Throughout American history, the number of blind rabbis serving in Congress has remained steady at zero. In a cluttered campaign office next to the Naturoll sushi takeout in Haworth, New Jersey, Dennis Shulman is trying to change that...

Shulman graduated from Brandeis in 1972, and four years later he got a doctorate in clinical psychology from Harvard. His wife, Pam, was in medical school in New York, and eventually they set up practices in the city, hers as an obstetrician and his as a therapist to adults and couples. In 1981, they moved to New Jersey, where they raised two daughters, one of whom now works in Texas politics. “When I was in college, I thought I was going to be a rabbi when I grew up, but I had a spiritual crisis in my freshman year, when my high-school girlfriend died of leukemia,” Shulman said. “But the feeling never disappeared, and about ten or fifteen years ago I started giving lectures to psychoanalysts about Bible stories, starting with Abraham and Isaac. My friends could see before I could that I was heading back to my old ambition.” Ordained in 2003, Shulman conducts services every Saturday before a small congregation in the town of Alpine.

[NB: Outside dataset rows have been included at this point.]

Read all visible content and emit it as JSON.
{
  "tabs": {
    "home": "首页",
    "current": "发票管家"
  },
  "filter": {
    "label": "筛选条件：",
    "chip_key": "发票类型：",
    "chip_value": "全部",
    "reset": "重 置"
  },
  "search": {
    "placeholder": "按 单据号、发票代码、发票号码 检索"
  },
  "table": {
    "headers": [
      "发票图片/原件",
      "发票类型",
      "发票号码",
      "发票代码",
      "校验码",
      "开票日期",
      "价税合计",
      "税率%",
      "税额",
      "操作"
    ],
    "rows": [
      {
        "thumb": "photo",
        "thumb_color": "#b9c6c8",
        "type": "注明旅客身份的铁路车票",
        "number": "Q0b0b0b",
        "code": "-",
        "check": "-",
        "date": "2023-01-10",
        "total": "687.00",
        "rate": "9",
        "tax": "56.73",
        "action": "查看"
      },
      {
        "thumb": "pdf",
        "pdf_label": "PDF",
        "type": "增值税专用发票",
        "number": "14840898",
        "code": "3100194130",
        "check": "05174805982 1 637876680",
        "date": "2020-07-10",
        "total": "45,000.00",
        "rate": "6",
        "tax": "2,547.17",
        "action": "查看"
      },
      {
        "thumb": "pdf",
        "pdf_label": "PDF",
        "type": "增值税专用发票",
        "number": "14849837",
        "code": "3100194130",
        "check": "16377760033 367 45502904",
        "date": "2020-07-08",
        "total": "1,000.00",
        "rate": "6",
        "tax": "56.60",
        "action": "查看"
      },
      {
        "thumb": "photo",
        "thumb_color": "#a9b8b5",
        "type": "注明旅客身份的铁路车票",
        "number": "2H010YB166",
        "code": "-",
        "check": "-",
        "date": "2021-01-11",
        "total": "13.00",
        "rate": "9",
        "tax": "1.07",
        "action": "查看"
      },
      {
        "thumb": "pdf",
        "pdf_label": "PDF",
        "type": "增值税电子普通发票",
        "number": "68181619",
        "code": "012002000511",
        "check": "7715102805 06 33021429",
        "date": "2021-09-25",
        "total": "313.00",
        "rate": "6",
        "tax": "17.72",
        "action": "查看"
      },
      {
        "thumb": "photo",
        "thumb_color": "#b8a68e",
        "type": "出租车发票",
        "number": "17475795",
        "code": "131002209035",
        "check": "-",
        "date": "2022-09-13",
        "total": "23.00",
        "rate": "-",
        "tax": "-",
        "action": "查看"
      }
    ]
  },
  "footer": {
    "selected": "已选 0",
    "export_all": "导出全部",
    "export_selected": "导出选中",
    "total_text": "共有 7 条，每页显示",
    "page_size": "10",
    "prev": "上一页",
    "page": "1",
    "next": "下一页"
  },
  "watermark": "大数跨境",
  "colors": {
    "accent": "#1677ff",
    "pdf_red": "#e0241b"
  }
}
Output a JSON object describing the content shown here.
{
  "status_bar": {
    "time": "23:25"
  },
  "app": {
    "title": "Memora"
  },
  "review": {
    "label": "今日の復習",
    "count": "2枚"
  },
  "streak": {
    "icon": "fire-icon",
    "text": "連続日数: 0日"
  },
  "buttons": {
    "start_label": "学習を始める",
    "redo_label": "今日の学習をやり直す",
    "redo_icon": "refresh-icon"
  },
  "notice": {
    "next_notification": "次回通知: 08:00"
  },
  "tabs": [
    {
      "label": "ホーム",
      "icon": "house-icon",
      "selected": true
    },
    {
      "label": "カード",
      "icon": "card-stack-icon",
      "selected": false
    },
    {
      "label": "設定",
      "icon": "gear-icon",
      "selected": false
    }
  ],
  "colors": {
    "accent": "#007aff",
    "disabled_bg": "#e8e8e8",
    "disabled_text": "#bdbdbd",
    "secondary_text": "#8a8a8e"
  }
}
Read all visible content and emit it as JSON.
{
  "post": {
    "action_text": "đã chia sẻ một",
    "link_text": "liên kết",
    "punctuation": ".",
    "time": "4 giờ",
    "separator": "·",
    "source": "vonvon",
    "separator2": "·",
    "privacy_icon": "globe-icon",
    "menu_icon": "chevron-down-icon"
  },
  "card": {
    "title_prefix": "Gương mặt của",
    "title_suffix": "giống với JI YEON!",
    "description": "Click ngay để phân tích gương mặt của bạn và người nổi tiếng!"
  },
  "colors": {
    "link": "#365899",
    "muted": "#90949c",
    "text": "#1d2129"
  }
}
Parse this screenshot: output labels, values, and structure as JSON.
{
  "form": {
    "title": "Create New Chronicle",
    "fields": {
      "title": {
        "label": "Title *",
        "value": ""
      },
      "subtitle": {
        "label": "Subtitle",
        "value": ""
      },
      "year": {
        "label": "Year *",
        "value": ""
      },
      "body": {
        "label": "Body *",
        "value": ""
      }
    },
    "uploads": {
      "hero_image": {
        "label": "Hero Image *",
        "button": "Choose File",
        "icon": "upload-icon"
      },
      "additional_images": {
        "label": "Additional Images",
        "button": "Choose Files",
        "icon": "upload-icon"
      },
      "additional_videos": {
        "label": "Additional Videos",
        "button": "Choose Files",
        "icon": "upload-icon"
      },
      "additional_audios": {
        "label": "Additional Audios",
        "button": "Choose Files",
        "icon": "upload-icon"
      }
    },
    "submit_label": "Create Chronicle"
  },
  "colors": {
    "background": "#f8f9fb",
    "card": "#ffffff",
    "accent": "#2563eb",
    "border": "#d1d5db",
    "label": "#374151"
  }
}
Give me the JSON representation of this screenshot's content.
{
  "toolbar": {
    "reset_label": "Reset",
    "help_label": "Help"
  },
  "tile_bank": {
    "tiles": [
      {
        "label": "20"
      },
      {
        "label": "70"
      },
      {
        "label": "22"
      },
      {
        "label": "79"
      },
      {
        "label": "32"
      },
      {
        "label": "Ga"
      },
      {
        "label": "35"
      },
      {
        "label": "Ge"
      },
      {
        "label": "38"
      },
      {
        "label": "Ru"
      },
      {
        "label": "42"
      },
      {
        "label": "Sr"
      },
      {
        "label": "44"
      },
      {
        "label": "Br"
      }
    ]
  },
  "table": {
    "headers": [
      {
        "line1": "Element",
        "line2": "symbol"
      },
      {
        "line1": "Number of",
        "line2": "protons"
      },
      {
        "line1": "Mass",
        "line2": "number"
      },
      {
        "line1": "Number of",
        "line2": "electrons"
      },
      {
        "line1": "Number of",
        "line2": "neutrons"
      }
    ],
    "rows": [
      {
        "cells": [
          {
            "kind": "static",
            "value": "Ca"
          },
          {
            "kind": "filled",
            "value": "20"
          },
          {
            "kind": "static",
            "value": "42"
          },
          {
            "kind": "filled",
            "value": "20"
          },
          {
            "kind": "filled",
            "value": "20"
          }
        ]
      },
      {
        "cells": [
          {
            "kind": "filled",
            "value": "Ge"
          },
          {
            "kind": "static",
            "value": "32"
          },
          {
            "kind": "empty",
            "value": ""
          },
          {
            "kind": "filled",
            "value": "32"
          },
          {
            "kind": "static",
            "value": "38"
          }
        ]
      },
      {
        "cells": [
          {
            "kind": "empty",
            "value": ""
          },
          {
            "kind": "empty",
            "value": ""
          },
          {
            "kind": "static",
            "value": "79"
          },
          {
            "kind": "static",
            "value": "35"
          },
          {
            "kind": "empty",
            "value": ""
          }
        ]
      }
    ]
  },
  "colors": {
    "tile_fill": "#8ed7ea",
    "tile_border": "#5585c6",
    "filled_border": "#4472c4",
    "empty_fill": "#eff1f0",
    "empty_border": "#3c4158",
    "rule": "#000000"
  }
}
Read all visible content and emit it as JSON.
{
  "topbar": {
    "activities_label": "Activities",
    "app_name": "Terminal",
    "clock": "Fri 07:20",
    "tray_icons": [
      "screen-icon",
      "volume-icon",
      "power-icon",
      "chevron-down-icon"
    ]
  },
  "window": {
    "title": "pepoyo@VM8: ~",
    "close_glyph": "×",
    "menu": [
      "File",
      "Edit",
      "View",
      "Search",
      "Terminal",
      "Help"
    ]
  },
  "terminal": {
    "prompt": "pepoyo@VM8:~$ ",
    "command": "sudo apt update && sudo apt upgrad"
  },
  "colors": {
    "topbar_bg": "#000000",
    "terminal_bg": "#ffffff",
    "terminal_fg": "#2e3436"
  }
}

Even with two careers, he was restless. While teaching a course on the theologian Abraham Joshua Heschel, he became haunted by Heschel’s remark “To speak about God and remain silent on Vietnam is blasphemous.” “I read that and said, ‘Oh, shit, I have to run for office,’ ” Shulman recalled. “Besides, my wife was sick of me almost throwing my shoe at the television.”

Rabbi Shulman also has the NY Times endorsement,** and he seems to have made a pretty good impression on folks around here when he came by to visit as a guest of Blue America last year. He's recently been added to the DCCC's Red to Blue program.

You can donate to Dennis Shulman here.

After all, how could you not want to help this guy?

'r. Shulman also figures that having David A. Paterson as governor of New York could help people feel comfortable with his candidacy.

“He’s been very supportive,” the rabbi said. “When I won the primary, he called to support me, and we agreed that blindness is the new gay.”

A bit more about Mr. Garrett ... from the Bergen Record:

"In a nasty campaign season, Garrett hasn't just crossed a line; he climbed in a tank and rolled over most levels of decency.

"Last week, Garrett mailed a campaign piece tying his Democratic challenger, Dennis Shulman, to Iranian President Mahmoud Ahmadinejad.

"Shulman is a rabbi. To suggest that a rabbi is going to walk hand in hand with someone who would advocate for the destruction of Israel is shameless and despicable. It's also desperate."


"In a Garrett commercial I watched on the Internet, the congressman claims Shulman is too extreme for New Jersey, showing images of Ahmadinejad and Shulman simultaneously. Garrett asks, "What do voters know about Dennis Shulman?"

"Maybe not enough.

"But based on this hate campaign, voters also should ask what they know about Scott Garrett.

"Maybe too much."

Garrett's voting record is here, and some information about what he accomplished as a champion of deregulation on the House Financial Services Committee is here.